Task brief:
Could you find every line in the entries below that holds the word "Motion" and copy it?

Start of Supplied records

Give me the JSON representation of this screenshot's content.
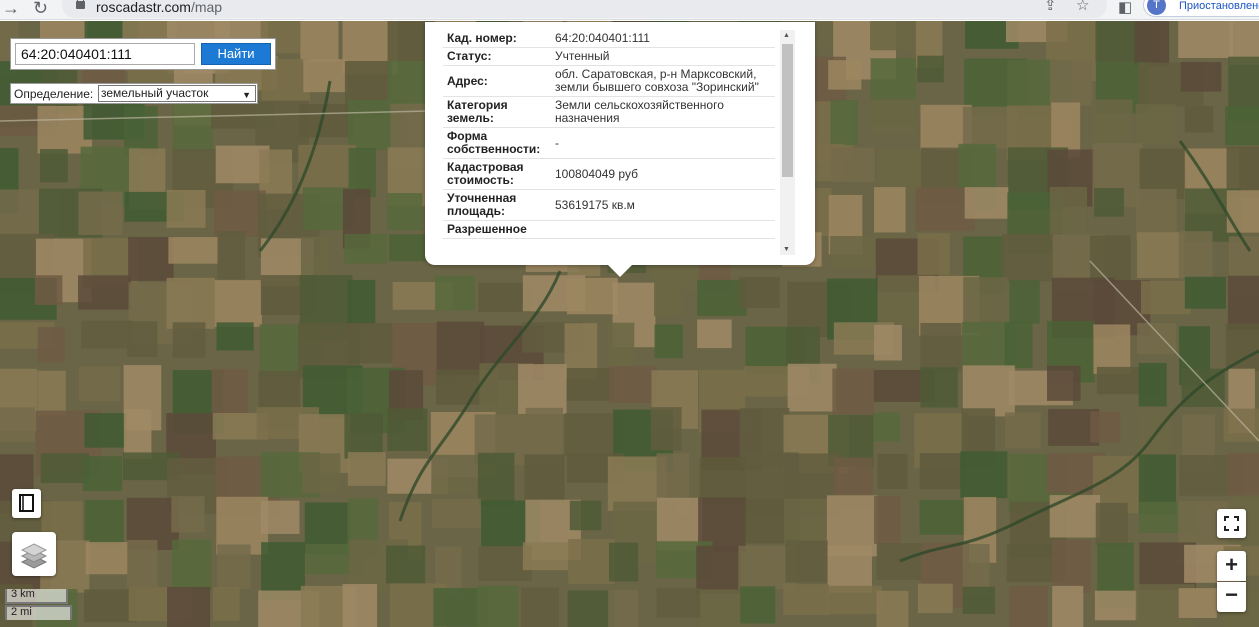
{
  "browser": {
    "url_domain": "roscadastr.com",
    "url_path": "/map",
    "profile_initial": "Т",
    "profile_label": "Приостановлено"
  },
  "search": {
    "value": "64:20:040401:111",
    "button": "Найти"
  },
  "definition": {
    "label": "Определение:",
    "selected": "земельный участок"
  },
  "popup": {
    "rows": [
      {
        "key": "Кад. номер:",
        "value": "64:20:040401:111"
      },
      {
        "key": "Статус:",
        "value": "Учтенный"
      },
      {
        "key": "Адрес:",
        "value": "обл. Саратовская, р-н Марксовский, земли бывшего совхоза \"Зоринский\""
      },
      {
        "key": "Категория земель:",
        "value": "Земли сельскохозяйственного назначения"
      },
      {
        "key": "Форма собственности:",
        "value": "-"
      },
      {
        "key": "Кадастровая стоимость:",
        "value": "100804049 руб"
      },
      {
        "key": "Уточненная площадь:",
        "value": "53619175 кв.м"
      },
      {
        "key": "Разрешенное",
        "value": ""
      }
    ]
  },
  "controls": {
    "zoom_in": "+",
    "zoom_out": "−"
  },
  "scale": {
    "km": "3 km",
    "mi": "2 mi"
  }
}
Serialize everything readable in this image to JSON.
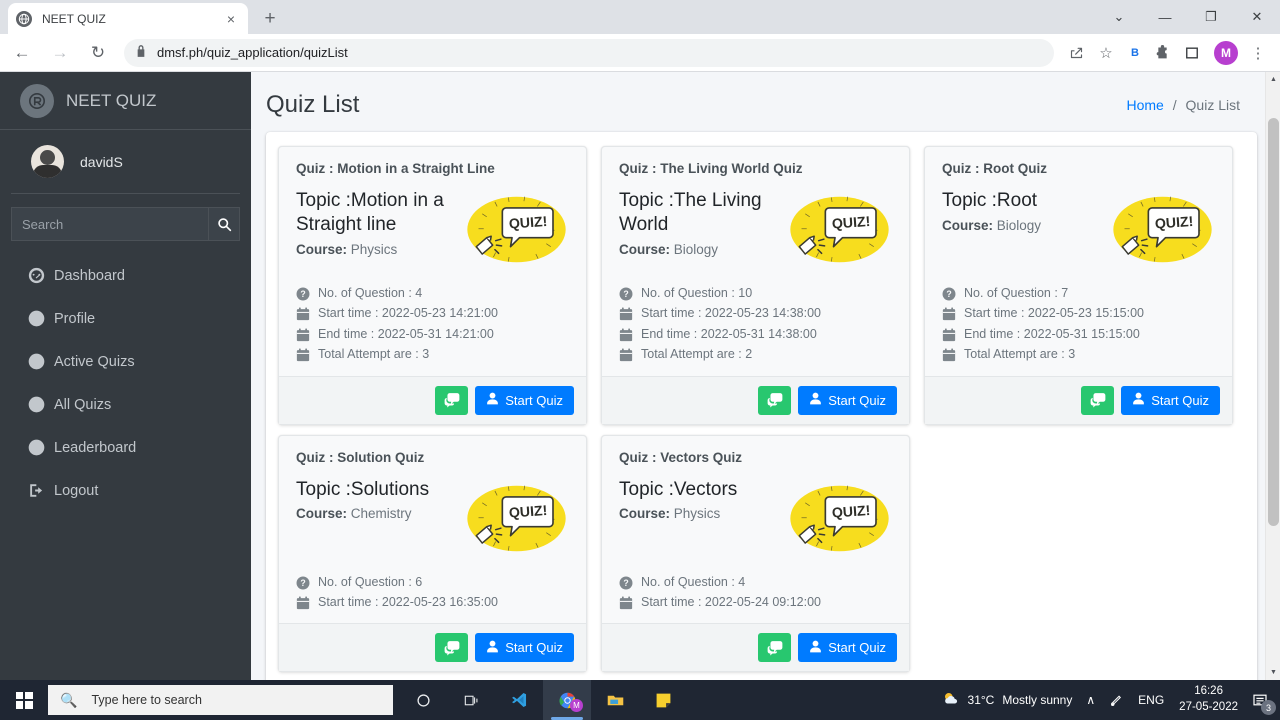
{
  "browser": {
    "tab": {
      "title": "NEET QUIZ",
      "favicon": "globe-icon",
      "close": "×"
    },
    "new_tab": "+",
    "window_controls": {
      "minimize_extra": "⌄",
      "minimize": "—",
      "maximize": "❐",
      "close": "✕"
    },
    "nav": {
      "back": "←",
      "forward": "→",
      "reload": "↻"
    },
    "omnibox": {
      "lock": "🔒",
      "url": "dmsf.ph/quiz_application/quizList"
    },
    "toolbar": {
      "share": "⤴",
      "bookmark_star": "☆",
      "bookmark_b": "B",
      "extensions": "🧩",
      "sidepanel": "▢",
      "profile_initial": "M",
      "menu": "⋮"
    }
  },
  "sidebar": {
    "brand": "NEET QUIZ",
    "brand_logo": "app-logo-icon",
    "user": {
      "name": "davidS",
      "avatar": "user-avatar"
    },
    "search": {
      "placeholder": "Search",
      "value": "",
      "button_icon": "search-icon"
    },
    "items": [
      {
        "label": "Dashboard",
        "icon": "dashboard-icon"
      },
      {
        "label": "Profile",
        "icon": "user-circle-icon"
      },
      {
        "label": "Active Quizs",
        "icon": "user-circle-icon"
      },
      {
        "label": "All Quizs",
        "icon": "user-circle-icon"
      },
      {
        "label": "Leaderboard",
        "icon": "user-circle-icon"
      },
      {
        "label": "Logout",
        "icon": "logout-icon"
      }
    ]
  },
  "header": {
    "title": "Quiz List",
    "breadcrumb": {
      "home": "Home",
      "separator": "/",
      "current": "Quiz List"
    }
  },
  "cards": [
    {
      "quiz_name": "Quiz : Motion in a Straight Line",
      "topic": "Topic :Motion in a Straight line",
      "course_label": "Course:",
      "course": "Physics",
      "thumb": "quiz-badge-icon",
      "meta": [
        {
          "icon": "question-circle-icon",
          "text": "No. of Question : 4"
        },
        {
          "icon": "calendar-icon",
          "text": "Start time : 2022-05-23 14:21:00"
        },
        {
          "icon": "calendar-icon",
          "text": "End time : 2022-05-31 14:21:00"
        },
        {
          "icon": "calendar-icon",
          "text": "Total Attempt are : 3"
        }
      ],
      "chat_button": "chat-icon",
      "start_label": "Start Quiz"
    },
    {
      "quiz_name": "Quiz : The Living World Quiz",
      "topic": "Topic :The Living World",
      "course_label": "Course:",
      "course": "Biology",
      "thumb": "quiz-badge-icon",
      "meta": [
        {
          "icon": "question-circle-icon",
          "text": "No. of Question : 10"
        },
        {
          "icon": "calendar-icon",
          "text": "Start time : 2022-05-23 14:38:00"
        },
        {
          "icon": "calendar-icon",
          "text": "End time : 2022-05-31 14:38:00"
        },
        {
          "icon": "calendar-icon",
          "text": "Total Attempt are : 2"
        }
      ],
      "chat_button": "chat-icon",
      "start_label": "Start Quiz"
    },
    {
      "quiz_name": "Quiz : Root Quiz",
      "topic": "Topic :Root",
      "course_label": "Course:",
      "course": "Biology",
      "thumb": "quiz-badge-icon",
      "meta": [
        {
          "icon": "question-circle-icon",
          "text": "No. of Question : 7"
        },
        {
          "icon": "calendar-icon",
          "text": "Start time : 2022-05-23 15:15:00"
        },
        {
          "icon": "calendar-icon",
          "text": "End time : 2022-05-31 15:15:00"
        },
        {
          "icon": "calendar-icon",
          "text": "Total Attempt are : 3"
        }
      ],
      "chat_button": "chat-icon",
      "start_label": "Start Quiz"
    },
    {
      "quiz_name": "Quiz : Solution Quiz",
      "topic": "Topic :Solutions",
      "course_label": "Course:",
      "course": "Chemistry",
      "thumb": "quiz-badge-icon",
      "meta": [
        {
          "icon": "question-circle-icon",
          "text": "No. of Question : 6"
        },
        {
          "icon": "calendar-icon",
          "text": "Start time : 2022-05-23 16:35:00"
        }
      ],
      "chat_button": "chat-icon",
      "start_label": "Start Quiz"
    },
    {
      "quiz_name": "Quiz : Vectors Quiz",
      "topic": "Topic :Vectors",
      "course_label": "Course:",
      "course": "Physics",
      "thumb": "quiz-badge-icon",
      "meta": [
        {
          "icon": "question-circle-icon",
          "text": "No. of Question : 4"
        },
        {
          "icon": "calendar-icon",
          "text": "Start time : 2022-05-24 09:12:00"
        }
      ],
      "chat_button": "chat-icon",
      "start_label": "Start Quiz"
    }
  ],
  "quiz_thumb_text": "QUIZ!",
  "taskbar": {
    "start": "windows-logo-icon",
    "search_placeholder": "Type here to search",
    "apps": [
      {
        "name": "cortana-icon"
      },
      {
        "name": "task-view-icon"
      },
      {
        "name": "vscode-icon"
      },
      {
        "name": "chrome-icon"
      },
      {
        "name": "file-explorer-icon"
      },
      {
        "name": "sticky-notes-icon"
      }
    ],
    "weather": {
      "temp": "31°C",
      "desc": "Mostly sunny"
    },
    "chevron": "∧",
    "pen": "✎",
    "language": "ENG",
    "time": "16:26",
    "date": "27-05-2022",
    "notification_count": "3"
  },
  "colors": {
    "sidebar_bg": "#343a40",
    "accent_blue": "#007bff",
    "accent_green": "#28c76f",
    "quiz_yellow": "#f7dd1e",
    "page_bg": "#f4f6f9"
  }
}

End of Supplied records

Result of this exercise:
      "quiz_name": "Quiz : Motion in a Straight Line",
      "topic": "Topic :Motion in a Straight line",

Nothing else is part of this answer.